-- Opening Marker --

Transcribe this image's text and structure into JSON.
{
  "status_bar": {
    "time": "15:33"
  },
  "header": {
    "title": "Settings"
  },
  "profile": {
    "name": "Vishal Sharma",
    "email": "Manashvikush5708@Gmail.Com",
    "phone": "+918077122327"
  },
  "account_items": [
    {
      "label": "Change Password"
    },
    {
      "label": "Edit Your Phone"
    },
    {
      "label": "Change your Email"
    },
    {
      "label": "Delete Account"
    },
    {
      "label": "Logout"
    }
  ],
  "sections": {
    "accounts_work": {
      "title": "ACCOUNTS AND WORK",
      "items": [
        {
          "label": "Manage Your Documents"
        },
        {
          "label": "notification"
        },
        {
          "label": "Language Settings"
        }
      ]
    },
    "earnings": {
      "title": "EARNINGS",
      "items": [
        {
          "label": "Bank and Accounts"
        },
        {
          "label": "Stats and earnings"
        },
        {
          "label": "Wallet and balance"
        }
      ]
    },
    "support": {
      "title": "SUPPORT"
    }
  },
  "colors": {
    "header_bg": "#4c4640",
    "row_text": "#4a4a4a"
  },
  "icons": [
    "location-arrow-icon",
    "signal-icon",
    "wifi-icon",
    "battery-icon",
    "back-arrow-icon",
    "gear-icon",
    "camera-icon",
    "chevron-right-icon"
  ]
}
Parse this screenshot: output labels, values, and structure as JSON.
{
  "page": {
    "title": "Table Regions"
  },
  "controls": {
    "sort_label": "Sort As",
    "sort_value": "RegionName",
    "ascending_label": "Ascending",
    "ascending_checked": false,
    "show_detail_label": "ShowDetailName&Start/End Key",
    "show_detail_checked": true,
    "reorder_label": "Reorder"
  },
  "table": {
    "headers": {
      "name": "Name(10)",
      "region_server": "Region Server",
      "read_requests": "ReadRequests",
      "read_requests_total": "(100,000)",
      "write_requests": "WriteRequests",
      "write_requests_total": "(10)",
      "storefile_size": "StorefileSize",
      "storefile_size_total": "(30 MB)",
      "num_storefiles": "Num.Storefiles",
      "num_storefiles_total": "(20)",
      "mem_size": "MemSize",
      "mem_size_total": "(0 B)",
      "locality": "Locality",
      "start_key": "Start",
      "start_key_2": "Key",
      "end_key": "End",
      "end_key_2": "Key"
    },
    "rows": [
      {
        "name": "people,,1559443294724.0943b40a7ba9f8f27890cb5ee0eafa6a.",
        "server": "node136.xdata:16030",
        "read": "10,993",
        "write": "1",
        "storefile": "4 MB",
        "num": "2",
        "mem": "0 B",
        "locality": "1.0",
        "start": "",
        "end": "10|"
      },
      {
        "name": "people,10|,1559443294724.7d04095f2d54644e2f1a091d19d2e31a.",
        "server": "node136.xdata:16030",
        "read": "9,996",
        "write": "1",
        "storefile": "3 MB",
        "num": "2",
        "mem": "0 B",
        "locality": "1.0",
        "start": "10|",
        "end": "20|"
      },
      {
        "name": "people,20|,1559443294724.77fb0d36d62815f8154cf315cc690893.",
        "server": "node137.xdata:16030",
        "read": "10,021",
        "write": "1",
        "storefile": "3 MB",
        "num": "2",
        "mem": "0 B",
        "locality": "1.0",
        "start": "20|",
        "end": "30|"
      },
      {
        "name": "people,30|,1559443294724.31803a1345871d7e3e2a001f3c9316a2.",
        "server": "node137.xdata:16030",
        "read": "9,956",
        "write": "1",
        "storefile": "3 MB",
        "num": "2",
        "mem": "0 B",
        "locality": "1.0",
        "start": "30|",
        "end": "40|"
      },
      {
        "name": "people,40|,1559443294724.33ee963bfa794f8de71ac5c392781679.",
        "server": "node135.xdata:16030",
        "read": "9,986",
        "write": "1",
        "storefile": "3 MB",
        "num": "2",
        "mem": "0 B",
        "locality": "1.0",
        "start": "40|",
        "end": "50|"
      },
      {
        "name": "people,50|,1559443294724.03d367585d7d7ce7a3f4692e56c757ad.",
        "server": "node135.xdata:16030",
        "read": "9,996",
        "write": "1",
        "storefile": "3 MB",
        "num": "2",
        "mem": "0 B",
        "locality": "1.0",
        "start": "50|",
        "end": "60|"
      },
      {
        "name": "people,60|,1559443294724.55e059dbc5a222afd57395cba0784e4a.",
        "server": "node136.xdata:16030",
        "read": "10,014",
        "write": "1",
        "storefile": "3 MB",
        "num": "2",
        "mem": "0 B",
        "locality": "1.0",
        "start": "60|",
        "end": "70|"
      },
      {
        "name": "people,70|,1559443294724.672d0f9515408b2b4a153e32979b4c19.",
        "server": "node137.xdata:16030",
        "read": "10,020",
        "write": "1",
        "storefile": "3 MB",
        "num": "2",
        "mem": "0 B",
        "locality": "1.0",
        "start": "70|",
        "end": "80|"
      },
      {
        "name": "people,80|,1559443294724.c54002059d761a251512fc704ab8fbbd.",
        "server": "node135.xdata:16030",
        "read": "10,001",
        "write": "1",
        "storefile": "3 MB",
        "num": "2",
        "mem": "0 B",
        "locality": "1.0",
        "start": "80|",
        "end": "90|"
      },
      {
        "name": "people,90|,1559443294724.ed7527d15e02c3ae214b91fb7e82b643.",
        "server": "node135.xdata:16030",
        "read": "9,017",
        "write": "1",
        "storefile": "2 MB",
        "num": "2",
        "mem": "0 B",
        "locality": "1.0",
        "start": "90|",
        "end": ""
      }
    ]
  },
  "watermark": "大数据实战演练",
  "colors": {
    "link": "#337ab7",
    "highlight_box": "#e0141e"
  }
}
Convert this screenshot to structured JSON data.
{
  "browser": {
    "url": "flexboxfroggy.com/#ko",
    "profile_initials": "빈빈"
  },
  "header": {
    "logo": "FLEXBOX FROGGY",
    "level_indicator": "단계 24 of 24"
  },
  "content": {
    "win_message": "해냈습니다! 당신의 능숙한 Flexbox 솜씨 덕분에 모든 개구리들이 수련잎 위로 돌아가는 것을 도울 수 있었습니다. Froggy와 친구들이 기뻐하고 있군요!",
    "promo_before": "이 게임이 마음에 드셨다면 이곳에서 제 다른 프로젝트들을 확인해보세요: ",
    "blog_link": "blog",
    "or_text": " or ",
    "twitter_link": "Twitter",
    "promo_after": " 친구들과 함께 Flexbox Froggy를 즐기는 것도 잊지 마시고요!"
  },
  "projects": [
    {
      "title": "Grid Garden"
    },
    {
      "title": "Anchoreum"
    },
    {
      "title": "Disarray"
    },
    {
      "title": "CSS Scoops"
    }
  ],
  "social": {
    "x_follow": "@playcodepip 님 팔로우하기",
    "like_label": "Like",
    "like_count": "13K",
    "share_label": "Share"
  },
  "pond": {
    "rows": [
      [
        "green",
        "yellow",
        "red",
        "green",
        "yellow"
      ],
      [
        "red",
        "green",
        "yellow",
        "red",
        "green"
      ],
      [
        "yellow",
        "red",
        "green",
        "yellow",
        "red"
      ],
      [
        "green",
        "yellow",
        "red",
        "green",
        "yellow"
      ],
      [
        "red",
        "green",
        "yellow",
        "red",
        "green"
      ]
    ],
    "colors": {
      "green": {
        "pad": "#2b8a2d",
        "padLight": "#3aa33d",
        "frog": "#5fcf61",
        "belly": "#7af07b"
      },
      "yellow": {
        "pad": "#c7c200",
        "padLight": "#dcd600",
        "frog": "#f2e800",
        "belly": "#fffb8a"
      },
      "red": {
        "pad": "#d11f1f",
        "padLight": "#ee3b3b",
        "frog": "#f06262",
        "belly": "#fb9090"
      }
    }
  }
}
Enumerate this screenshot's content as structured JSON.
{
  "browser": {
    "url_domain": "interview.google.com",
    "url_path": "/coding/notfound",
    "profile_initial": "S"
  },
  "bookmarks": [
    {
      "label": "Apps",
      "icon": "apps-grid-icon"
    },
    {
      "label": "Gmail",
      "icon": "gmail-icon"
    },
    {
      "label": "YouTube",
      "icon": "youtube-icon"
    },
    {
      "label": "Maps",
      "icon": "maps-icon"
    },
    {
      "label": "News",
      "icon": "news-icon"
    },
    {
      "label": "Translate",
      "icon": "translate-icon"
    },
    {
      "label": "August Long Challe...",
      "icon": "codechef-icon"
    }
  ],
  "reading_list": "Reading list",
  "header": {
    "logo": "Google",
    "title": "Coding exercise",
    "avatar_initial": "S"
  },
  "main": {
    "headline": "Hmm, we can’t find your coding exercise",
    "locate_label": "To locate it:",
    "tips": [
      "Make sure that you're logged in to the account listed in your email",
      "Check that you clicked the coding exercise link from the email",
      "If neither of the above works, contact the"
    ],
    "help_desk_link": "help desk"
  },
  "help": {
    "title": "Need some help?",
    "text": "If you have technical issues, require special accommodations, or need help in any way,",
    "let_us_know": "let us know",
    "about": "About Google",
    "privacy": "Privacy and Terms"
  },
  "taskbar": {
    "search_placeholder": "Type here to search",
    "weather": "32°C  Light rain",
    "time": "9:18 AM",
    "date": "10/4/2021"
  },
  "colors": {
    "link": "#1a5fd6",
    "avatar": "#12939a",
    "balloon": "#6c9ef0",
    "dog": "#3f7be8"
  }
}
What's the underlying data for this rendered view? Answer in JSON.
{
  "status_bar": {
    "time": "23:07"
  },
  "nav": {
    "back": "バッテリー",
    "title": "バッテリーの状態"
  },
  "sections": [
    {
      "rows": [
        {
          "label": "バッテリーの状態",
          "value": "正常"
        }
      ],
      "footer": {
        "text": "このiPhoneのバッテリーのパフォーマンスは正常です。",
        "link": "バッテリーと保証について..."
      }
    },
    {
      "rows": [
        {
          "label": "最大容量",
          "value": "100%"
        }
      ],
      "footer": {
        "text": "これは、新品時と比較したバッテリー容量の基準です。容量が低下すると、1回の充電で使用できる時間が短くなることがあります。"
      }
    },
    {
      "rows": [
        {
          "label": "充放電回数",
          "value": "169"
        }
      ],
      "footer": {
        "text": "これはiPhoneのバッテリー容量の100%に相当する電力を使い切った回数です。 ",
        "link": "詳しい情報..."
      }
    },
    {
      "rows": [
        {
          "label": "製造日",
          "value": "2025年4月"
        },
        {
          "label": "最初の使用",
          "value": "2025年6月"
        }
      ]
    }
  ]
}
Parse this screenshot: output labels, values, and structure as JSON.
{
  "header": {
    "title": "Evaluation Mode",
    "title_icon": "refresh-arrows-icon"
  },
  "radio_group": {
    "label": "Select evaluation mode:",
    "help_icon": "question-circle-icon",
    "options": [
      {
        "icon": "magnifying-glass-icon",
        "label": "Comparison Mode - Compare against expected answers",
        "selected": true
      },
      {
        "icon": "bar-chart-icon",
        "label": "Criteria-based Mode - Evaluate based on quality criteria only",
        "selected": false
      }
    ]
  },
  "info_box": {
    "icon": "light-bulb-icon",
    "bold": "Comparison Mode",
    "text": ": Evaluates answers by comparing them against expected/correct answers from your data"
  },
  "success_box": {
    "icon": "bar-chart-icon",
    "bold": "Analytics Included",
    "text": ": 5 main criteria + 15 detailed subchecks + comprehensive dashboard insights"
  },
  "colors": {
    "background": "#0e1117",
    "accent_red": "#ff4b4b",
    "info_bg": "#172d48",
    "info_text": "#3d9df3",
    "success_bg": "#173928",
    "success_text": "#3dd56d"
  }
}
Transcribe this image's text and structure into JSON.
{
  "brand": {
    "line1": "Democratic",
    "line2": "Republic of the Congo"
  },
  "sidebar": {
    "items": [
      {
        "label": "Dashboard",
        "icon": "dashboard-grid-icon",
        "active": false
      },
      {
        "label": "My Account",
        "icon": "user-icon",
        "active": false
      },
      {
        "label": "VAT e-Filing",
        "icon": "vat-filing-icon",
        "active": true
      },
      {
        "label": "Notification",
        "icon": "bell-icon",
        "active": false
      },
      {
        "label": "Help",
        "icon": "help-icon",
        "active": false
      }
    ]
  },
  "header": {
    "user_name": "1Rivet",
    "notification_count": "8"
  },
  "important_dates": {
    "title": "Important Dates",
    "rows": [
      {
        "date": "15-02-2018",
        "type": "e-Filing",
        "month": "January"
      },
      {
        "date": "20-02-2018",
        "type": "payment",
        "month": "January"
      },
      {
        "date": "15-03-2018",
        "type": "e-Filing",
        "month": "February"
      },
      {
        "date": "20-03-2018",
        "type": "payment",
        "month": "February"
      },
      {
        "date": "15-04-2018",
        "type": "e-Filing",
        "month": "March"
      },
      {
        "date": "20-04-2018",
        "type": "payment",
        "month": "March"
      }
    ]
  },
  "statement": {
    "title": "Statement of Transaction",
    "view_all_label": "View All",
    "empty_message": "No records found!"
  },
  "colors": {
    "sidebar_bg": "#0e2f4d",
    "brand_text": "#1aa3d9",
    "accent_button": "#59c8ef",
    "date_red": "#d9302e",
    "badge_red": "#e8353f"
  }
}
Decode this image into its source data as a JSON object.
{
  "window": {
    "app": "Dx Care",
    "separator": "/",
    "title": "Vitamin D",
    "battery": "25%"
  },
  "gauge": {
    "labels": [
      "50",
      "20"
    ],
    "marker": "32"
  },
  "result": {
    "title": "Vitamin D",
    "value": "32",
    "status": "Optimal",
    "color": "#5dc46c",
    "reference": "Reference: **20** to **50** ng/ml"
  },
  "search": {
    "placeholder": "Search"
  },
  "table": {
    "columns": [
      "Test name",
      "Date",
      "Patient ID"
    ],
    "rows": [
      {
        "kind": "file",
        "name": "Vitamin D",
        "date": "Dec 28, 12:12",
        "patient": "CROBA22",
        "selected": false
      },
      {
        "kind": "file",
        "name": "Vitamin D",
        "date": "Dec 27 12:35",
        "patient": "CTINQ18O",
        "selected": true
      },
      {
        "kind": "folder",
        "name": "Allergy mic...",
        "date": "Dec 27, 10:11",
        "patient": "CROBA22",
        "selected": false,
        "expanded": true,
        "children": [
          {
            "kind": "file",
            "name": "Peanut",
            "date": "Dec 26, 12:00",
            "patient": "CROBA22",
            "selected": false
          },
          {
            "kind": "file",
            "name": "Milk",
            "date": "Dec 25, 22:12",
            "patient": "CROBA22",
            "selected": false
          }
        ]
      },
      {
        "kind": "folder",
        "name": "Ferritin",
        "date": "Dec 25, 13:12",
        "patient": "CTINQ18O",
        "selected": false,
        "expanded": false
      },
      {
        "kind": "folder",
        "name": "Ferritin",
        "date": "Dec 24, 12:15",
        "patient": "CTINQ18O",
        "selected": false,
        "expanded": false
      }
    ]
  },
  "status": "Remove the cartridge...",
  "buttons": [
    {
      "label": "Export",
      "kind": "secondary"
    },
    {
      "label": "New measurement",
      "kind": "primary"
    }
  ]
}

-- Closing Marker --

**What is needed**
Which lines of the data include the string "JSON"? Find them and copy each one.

**Worked solution**
Transcribe this image's text and structure into JSON.
Parse this screenshot: output labels, values, and structure as JSON.
Convert this screenshot to structured JSON data.
Enumerate this screenshot's content as structured JSON.
What's the underlying data for this rendered view? Answer in JSON.
Parse this screenshot: output labels, values, and structure as JSON.
Transcribe this image's text and structure into JSON.
Decode this image into its source data as a JSON object.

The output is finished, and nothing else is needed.